*** Opening of Records ***
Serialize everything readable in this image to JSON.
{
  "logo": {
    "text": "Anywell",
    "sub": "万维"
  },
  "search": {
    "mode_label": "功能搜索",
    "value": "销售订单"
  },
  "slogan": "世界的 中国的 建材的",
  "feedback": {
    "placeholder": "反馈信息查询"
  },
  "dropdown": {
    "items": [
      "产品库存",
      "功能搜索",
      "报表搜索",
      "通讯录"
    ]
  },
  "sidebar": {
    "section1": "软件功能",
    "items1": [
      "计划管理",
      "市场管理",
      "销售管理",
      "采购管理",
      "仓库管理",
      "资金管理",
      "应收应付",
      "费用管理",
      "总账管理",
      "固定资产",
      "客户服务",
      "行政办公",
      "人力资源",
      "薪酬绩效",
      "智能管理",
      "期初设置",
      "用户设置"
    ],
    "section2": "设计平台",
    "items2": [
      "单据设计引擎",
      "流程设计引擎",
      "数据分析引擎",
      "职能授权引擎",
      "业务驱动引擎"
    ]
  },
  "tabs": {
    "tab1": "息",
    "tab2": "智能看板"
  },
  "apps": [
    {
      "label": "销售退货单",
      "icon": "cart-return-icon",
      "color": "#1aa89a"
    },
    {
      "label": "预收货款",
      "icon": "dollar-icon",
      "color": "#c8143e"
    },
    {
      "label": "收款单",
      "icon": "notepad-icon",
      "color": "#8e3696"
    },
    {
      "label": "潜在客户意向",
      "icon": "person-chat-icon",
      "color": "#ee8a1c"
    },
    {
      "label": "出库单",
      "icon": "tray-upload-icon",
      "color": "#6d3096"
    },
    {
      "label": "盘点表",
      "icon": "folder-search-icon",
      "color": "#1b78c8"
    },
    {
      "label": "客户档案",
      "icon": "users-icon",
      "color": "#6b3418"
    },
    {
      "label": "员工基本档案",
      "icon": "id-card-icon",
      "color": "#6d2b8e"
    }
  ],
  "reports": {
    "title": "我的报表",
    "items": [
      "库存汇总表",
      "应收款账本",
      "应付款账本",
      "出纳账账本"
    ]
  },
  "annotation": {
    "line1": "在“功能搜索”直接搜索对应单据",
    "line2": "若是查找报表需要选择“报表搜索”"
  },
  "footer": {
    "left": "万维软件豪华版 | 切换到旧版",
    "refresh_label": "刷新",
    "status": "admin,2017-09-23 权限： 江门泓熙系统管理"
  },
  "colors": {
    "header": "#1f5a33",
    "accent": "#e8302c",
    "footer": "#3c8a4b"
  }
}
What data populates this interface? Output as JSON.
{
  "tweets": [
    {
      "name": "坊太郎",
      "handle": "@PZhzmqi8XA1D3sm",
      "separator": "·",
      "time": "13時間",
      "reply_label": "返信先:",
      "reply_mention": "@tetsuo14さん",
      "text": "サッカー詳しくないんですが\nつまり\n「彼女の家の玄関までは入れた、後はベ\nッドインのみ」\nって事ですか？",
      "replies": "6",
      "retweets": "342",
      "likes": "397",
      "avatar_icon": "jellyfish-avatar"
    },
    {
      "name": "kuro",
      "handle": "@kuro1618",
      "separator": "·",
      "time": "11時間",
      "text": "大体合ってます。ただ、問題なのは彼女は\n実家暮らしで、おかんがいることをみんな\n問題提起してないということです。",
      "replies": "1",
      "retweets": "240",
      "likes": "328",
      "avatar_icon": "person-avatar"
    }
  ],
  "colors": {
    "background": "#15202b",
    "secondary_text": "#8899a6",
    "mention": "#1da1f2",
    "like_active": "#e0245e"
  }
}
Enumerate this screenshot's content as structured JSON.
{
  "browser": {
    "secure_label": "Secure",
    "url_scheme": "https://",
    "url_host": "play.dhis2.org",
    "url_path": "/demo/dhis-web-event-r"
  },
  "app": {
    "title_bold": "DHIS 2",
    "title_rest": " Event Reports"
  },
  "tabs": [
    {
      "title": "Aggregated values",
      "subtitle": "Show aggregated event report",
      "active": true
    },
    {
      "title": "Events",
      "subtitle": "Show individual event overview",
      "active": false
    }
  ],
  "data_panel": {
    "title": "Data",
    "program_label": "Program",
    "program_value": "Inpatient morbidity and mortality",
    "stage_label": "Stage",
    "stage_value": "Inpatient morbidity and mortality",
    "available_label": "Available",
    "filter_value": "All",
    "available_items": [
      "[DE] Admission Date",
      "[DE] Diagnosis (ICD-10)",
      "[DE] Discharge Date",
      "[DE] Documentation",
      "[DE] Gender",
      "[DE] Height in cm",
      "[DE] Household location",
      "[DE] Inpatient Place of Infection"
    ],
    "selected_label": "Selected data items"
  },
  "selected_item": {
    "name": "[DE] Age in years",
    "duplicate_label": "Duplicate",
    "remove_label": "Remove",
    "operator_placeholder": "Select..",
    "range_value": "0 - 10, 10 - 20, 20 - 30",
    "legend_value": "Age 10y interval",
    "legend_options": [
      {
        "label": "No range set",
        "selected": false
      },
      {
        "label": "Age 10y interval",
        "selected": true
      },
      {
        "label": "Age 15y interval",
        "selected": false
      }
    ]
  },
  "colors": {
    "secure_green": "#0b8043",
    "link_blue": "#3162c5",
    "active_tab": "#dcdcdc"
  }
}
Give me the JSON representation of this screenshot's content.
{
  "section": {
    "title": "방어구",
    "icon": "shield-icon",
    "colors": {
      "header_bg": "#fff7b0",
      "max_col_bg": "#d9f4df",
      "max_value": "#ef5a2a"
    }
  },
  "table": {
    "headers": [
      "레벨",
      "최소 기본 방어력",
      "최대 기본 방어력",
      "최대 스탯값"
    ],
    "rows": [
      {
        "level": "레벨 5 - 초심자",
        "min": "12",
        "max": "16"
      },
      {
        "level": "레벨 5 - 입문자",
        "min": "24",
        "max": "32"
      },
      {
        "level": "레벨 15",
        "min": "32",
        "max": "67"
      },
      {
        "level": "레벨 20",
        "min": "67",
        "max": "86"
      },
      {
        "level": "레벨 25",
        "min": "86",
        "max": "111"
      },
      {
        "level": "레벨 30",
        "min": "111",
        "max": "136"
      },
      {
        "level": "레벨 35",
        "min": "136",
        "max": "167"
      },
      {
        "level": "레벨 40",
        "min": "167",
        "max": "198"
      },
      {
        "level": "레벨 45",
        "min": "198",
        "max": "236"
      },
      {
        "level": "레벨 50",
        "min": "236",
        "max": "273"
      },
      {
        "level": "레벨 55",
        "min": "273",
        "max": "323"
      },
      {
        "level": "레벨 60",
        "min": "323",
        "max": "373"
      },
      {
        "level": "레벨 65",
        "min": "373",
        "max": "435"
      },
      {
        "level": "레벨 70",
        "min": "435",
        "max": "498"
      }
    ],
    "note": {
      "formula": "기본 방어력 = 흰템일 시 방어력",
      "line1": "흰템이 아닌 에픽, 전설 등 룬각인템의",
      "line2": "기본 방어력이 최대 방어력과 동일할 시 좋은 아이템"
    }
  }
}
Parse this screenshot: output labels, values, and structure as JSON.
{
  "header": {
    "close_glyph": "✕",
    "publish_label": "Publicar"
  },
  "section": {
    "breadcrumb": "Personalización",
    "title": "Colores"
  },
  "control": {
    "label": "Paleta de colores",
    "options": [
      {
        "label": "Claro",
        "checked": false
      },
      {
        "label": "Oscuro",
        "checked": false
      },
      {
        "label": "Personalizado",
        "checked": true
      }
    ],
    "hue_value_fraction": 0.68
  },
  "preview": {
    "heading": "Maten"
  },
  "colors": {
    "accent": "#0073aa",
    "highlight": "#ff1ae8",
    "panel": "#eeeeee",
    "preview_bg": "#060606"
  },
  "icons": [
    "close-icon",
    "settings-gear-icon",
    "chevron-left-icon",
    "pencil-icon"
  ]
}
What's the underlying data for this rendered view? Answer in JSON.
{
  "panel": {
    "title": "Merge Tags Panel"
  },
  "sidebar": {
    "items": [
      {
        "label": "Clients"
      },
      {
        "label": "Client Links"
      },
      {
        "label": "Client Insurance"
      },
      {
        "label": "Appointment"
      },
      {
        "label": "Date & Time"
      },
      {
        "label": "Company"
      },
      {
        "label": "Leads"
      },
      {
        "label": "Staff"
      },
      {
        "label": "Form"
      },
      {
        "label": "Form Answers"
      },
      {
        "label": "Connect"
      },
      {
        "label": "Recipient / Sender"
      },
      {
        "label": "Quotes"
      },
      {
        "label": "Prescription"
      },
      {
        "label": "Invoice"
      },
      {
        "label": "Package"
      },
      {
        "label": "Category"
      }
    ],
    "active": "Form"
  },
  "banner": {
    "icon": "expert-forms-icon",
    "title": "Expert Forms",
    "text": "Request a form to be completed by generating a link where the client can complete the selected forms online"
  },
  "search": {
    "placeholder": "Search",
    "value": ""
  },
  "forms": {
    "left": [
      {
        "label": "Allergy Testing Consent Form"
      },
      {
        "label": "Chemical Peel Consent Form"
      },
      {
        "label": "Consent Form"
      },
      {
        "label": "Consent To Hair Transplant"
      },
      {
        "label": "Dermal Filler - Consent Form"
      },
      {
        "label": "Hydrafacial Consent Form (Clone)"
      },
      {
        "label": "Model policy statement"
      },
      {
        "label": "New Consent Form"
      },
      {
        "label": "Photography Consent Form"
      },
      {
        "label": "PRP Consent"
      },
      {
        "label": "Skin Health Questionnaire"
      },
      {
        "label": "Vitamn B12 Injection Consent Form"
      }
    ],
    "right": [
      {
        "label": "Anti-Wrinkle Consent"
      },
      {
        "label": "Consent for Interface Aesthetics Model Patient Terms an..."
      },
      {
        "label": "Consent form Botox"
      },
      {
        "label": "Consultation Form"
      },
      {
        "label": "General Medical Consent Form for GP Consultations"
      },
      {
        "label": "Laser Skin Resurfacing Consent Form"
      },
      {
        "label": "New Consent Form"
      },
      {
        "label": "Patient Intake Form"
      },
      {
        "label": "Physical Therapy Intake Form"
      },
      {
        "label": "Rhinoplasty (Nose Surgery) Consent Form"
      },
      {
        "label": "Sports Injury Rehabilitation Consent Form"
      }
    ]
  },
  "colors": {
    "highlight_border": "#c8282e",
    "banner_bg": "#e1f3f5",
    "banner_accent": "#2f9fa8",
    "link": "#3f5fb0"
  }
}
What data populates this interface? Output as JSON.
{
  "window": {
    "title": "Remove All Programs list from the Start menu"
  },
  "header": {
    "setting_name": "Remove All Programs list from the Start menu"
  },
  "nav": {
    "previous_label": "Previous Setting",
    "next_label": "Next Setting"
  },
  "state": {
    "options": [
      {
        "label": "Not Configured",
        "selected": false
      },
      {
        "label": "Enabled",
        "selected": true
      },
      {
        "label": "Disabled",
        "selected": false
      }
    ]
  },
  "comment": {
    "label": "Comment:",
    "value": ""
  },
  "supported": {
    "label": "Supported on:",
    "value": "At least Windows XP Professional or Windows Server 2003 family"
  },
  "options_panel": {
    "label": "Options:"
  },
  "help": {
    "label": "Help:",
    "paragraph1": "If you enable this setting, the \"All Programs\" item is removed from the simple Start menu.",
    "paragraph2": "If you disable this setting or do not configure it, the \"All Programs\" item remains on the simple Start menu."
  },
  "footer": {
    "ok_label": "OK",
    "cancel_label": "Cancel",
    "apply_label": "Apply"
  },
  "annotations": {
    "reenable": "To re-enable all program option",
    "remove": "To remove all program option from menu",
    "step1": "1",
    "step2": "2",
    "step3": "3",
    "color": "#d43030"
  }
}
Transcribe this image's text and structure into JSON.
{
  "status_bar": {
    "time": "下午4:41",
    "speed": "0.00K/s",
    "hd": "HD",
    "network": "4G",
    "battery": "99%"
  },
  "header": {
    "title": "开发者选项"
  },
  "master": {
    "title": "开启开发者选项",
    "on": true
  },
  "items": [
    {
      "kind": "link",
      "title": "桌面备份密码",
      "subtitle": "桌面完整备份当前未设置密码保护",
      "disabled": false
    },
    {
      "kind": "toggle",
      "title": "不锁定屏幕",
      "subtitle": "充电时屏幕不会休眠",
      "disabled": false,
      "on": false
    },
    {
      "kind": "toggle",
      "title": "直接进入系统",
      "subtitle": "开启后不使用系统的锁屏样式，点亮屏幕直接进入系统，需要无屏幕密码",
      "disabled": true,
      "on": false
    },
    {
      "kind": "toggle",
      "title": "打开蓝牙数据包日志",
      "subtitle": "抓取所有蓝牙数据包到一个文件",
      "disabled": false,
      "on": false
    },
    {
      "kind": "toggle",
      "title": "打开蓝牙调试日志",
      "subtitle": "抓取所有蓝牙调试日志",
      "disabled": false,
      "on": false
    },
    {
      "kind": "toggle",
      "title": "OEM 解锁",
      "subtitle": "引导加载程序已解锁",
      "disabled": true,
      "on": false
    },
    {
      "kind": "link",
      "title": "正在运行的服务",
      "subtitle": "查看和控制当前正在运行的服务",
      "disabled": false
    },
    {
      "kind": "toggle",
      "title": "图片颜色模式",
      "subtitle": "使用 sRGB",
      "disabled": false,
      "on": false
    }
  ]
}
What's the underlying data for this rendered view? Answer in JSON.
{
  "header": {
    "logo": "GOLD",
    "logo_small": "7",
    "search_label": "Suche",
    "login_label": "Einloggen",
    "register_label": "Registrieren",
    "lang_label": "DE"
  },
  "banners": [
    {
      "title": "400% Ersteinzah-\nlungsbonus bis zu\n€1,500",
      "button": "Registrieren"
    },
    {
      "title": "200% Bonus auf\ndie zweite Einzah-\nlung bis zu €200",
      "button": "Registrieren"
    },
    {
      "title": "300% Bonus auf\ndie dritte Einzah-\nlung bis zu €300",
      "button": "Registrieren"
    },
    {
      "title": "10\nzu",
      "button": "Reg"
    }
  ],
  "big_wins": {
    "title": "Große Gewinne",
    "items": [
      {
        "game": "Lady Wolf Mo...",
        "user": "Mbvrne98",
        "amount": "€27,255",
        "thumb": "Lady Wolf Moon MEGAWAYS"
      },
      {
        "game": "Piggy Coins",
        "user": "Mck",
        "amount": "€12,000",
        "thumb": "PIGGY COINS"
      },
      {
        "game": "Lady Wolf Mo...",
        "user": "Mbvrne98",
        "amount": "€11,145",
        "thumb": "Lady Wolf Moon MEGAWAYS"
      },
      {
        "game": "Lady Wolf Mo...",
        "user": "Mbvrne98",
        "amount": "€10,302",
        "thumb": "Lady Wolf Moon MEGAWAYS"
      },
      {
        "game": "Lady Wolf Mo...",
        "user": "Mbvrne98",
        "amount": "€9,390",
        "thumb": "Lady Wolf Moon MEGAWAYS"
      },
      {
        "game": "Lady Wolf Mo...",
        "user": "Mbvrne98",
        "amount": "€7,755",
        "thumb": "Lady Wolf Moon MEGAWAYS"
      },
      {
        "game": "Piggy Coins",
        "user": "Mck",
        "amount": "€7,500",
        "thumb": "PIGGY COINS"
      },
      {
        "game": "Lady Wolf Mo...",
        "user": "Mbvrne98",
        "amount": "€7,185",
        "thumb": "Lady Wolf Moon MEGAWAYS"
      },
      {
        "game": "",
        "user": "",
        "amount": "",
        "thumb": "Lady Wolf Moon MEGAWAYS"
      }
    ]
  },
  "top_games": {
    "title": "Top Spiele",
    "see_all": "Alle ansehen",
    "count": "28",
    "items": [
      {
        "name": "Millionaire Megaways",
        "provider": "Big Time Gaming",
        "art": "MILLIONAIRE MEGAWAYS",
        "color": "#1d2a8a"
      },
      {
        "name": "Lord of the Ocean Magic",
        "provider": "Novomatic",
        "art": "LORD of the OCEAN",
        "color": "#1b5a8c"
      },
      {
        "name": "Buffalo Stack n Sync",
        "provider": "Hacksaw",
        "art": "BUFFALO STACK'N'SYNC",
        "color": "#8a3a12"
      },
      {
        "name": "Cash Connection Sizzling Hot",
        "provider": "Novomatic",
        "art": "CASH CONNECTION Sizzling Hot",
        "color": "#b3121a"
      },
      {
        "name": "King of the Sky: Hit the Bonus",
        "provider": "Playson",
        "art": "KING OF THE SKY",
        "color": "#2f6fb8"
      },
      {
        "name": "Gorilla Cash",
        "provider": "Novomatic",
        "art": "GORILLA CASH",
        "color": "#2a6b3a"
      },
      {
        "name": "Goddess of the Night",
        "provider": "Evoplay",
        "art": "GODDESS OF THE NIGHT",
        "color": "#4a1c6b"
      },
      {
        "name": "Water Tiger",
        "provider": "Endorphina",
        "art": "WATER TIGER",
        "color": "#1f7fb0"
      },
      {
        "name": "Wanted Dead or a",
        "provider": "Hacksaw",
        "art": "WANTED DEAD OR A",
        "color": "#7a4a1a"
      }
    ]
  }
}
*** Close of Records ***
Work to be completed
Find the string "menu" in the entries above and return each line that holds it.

Result of this task
    "title": "Remove All Programs list from the Start menu"
    "setting_name": "Remove All Programs list from the Start menu"
    "paragraph1": "If you enable this setting, the \"All Programs\" item is removed from the simple Start menu.",
    "paragraph2": "If you disable this setting or do not configure it, the \"All Programs\" item remains on the simple Start menu."
    "remove": "To remove all program option from menu",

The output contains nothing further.